Berners-Lee has long been vocal about the shortcomings of today’s web, publishing an open letter in 2019 describing how the internet has “created opportunity for scammers, given a voice to those who spread hatred, and made all kinds of crime easier to commit”.

In 2018, he co-founded Inrupt, an enterprise version of Solid that allows organisations to build applications for the platform.

According to Inrupt co-founder and CEO John Bruce, the NHS, the BBC and the government of Flanders in Belgium are all Inrupt pilot customers.

Berners-Lee hopes that Inrupt will help change the siloed nature of today’s web while encouraging innovation:

“We don’t have a single global sign-on and worldwide identity for people and so as a result of not having that single sign-on for the web we don’t have a global identity. If I want to share a picture on one social network with a group on another social network I can’t. I’ve got these siloes. But what if we extended the web and we said actually groups and logins are going to be global. They’re going to be a standard web thing. Anybody can log into anything with anything.”

“Solid protocol is simple. It allows you to write any data you like so you can write an app. You can decide ‘I’m going to write an app to help people organise scout camps”’ or whatever is the flavour of the week for you. You can write the app and put it out there on the web as open-source software and you can go to sleep and while you’re asleep other people, if they like it, they’ll start using it and as it runs it will connect up to their Pods.”

When asked whether social media giants such as Facebook and Google would ever be on board with a platform such as Solid, Berners-Lee is optimistic:

“Probably if we ended up making all of those sign-ons compatible so that you could sign in with Solid and that would allow you to have your identity work just as well on [Facebook and Google] I think that they’d go along with that. A lot of people missed the data transfer project where Facebook and Twitter and Google and Microsoft and now Apple have all said with the data transfer project we promise to give you the ability to move your stuff. Your photos, your contacts and so on between platforms. The data transfer project in a way was a massive stake in the sand saying we realise you own your data and you’ve got to be able to use it between platforms.”

In recent years, Big Tech has been met with increasing scrutiny when it comes to antitrust, as well as tighter regulations when it comes to user data, such as the EU General Data Protection Regulation (GDPR).

Berners-Lee believes that the growing awareness of how data is being used online from both the general public and regulators could be beneficial to projects such as Solid:

“People who run platforms they know the existing regulation, they know there’s a public push. The public is getting fed up with certain things. They’re getting fed up of a lack of control, with silos. It’s not the privacy, it’s a lack of empowerment.”

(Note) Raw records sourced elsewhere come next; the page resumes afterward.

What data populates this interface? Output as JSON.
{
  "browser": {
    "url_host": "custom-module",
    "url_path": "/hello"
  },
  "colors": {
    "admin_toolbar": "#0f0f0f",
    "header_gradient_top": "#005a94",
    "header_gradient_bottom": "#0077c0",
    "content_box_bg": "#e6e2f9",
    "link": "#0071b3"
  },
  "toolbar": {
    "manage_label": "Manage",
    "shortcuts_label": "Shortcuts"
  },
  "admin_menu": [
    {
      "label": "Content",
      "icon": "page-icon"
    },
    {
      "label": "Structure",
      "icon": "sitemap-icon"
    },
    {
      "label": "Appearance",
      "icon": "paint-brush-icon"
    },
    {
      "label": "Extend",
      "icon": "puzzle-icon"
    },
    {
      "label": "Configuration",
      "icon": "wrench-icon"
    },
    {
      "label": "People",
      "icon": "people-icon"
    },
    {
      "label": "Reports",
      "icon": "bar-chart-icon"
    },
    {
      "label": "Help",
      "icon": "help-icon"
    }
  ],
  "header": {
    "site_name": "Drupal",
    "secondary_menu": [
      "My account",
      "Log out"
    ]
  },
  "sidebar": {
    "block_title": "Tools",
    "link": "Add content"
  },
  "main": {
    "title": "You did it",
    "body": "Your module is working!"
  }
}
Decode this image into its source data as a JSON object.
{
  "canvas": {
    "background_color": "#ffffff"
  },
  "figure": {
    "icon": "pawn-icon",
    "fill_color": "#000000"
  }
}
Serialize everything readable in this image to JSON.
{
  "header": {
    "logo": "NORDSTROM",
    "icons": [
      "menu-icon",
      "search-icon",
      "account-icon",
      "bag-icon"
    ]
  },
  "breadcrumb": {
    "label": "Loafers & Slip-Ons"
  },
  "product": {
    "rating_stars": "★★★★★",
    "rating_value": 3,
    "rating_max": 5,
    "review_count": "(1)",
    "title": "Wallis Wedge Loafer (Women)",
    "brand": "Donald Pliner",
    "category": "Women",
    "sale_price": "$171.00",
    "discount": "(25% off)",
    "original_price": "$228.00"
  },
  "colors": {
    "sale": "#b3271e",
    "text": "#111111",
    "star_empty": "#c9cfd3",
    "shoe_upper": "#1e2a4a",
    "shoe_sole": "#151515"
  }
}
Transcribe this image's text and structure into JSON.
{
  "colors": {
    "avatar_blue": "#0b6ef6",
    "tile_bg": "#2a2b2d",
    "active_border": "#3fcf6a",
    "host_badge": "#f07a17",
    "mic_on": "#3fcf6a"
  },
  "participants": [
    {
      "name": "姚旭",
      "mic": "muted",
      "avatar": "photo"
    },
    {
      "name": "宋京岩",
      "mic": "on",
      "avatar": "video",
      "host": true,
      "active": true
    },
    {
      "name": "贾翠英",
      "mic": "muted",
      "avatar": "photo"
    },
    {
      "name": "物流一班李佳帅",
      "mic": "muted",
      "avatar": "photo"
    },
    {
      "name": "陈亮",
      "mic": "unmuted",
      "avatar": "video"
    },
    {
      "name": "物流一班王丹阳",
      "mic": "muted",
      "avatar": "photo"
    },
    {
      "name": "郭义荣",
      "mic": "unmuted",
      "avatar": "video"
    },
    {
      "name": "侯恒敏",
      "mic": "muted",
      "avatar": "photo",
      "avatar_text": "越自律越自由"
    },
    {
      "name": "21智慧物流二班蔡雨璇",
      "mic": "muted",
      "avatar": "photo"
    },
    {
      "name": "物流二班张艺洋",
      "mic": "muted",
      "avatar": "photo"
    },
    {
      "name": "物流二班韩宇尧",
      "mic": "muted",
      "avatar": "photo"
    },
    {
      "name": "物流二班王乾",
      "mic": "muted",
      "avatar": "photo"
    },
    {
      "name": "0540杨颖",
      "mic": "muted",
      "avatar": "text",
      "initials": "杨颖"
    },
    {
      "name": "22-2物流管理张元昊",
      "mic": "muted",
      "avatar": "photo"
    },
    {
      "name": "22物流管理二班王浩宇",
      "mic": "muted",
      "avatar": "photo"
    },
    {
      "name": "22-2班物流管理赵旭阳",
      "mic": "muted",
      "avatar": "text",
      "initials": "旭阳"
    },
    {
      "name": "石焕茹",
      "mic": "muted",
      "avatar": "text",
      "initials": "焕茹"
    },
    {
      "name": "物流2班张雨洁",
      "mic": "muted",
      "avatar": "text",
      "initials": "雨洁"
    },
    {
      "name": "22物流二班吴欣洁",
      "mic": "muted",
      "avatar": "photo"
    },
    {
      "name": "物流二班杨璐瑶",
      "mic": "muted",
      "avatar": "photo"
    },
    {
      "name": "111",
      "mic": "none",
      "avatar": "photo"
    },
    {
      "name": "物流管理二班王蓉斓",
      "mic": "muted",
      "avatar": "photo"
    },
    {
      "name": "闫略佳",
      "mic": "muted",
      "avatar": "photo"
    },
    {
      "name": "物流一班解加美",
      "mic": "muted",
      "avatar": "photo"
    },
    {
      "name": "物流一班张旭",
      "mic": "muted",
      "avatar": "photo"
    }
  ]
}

“It’ll be helped by the fact that GDPR is a thing and other things will tend to follow GDPR as privacy legislation and the fact Solid is there will make it easier for people introducing things like GDPR, because they can say look, this is soluble. All you have to do is be Solid compatible and you’ve checked the GDPR box largely.”

Read More: How coronavirus blurred the lines between public and private data.